(Records from a data source)
________

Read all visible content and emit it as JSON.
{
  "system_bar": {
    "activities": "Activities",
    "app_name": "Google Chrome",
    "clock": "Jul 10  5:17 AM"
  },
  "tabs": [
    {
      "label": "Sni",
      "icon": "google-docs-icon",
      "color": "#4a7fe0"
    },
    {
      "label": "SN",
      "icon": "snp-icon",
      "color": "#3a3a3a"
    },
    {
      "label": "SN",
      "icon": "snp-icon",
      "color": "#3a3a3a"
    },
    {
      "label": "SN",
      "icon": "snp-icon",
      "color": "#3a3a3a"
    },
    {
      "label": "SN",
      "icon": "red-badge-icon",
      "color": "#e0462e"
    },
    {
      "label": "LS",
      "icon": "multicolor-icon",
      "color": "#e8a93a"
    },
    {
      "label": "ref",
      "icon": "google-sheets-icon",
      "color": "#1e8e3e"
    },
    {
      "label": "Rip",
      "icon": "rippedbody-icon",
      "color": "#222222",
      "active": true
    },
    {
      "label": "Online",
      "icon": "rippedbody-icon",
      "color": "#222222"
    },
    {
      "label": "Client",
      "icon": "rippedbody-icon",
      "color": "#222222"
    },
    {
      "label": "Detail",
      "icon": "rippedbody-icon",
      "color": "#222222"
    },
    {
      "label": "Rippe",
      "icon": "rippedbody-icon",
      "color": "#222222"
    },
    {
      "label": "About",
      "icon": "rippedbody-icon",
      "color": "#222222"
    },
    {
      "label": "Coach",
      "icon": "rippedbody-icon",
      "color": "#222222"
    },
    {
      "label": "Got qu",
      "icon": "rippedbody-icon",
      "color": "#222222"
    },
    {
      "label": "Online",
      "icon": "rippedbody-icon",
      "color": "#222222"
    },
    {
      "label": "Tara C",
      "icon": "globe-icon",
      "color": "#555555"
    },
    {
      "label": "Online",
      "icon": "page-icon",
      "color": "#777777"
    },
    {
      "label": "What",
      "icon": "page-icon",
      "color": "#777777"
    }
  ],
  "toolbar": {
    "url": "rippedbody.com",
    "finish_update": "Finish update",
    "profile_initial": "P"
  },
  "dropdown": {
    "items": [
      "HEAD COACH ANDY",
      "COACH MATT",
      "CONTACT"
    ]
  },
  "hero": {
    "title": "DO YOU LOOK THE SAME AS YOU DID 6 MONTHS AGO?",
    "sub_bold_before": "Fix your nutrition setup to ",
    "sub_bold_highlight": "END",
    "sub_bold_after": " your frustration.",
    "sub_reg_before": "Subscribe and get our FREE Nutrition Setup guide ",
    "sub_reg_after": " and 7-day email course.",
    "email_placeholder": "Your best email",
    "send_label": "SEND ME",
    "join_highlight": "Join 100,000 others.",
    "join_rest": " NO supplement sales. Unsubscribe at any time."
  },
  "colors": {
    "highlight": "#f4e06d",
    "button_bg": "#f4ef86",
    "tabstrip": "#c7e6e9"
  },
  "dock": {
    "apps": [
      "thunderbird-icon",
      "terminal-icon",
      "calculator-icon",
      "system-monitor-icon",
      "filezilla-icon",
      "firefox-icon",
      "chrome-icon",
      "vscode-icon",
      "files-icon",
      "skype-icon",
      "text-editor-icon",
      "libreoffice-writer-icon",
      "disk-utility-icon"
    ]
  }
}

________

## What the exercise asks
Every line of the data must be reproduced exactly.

## Solution to the problem
Read all visible content and emit it as JSON.
{
  "system_bar": {
    "activities": "Activities",
    "app_name": "Google Chrome",
    "clock": "Jul 10  5:17 AM"
  },
  "tabs": [
    {
      "label": "Sni",
      "icon": "google-docs-icon",
      "color": "#4a7fe0"
    },
    {
      "label": "SN",
      "icon": "snp-icon",
      "color": "#3a3a3a"
    },
    {
      "label": "SN",
      "icon": "snp-icon",
      "color": "#3a3a3a"
    },
    {
      "label": "SN",
      "icon": "snp-icon",
      "color": "#3a3a3a"
    },
    {
      "label": "SN",
      "icon": "red-badge-icon",
      "color": "#e0462e"
    },
    {
      "label": "LS",
      "icon": "multicolor-icon",
      "color": "#e8a93a"
    },
    {
      "label": "ref",
      "icon": "google-sheets-icon",
      "color": "#1e8e3e"
    },
    {
      "label": "Rip",
      "icon": "rippedbody-icon",
      "color": "#222222",
      "active": true
    },
    {
      "label": "Online",
      "icon": "rippedbody-icon",
      "color": "#222222"
    },
    {
      "label": "Client",
      "icon": "rippedbody-icon",
      "color": "#222222"
    },
    {
      "label": "Detail",
      "icon": "rippedbody-icon",
      "color": "#222222"
    },
    {
      "label": "Rippe",
      "icon": "rippedbody-icon",
      "color": "#222222"
    },
    {
      "label": "About",
      "icon": "rippedbody-icon",
      "color": "#222222"
    },
    {
      "label": "Coach",
      "icon": "rippedbody-icon",
      "color": "#222222"
    },
    {
      "label": "Got qu",
      "icon": "rippedbody-icon",
      "color": "#222222"
    },
    {
      "label": "Online",
      "icon": "rippedbody-icon",
      "color": "#222222"
    },
    {
      "label": "Tara C",
      "icon": "globe-icon",
      "color": "#555555"
    },
    {
      "label": "Online",
      "icon": "page-icon",
      "color": "#777777"
    },
    {
      "label": "What",
      "icon": "page-icon",
      "color": "#777777"
    }
  ],
  "toolbar": {
    "url": "rippedbody.com",
    "finish_update": "Finish update",
    "profile_initial": "P"
  },
  "dropdown": {
    "items": [
      "HEAD COACH ANDY",
      "COACH MATT",
      "CONTACT"
    ]
  },
  "hero": {
    "title": "DO YOU LOOK THE SAME AS YOU DID 6 MONTHS AGO?",
    "sub_bold_before": "Fix your nutrition setup to ",
    "sub_bold_highlight": "END",
    "sub_bold_after": " your frustration.",
    "sub_reg_before": "Subscribe and get our FREE Nutrition Setup guide ",
    "sub_reg_after": " and 7-day email course.",
    "email_placeholder": "Your best email",
    "send_label": "SEND ME",
    "join_highlight": "Join 100,000 others.",
    "join_rest": " NO supplement sales. Unsubscribe at any time."
  },
  "colors": {
    "highlight": "#f4e06d",
    "button_bg": "#f4ef86",
    "tabstrip": "#c7e6e9"
  },
  "dock": {
    "apps": [
      "thunderbird-icon",
      "terminal-icon",
      "calculator-icon",
      "system-monitor-icon",
      "filezilla-icon",
      "firefox-icon",
      "chrome-icon",
      "vscode-icon",
      "files-icon",
      "skype-icon",
      "text-editor-icon",
      "libreoffice-writer-icon",
      "disk-utility-icon"
    ]
  }
}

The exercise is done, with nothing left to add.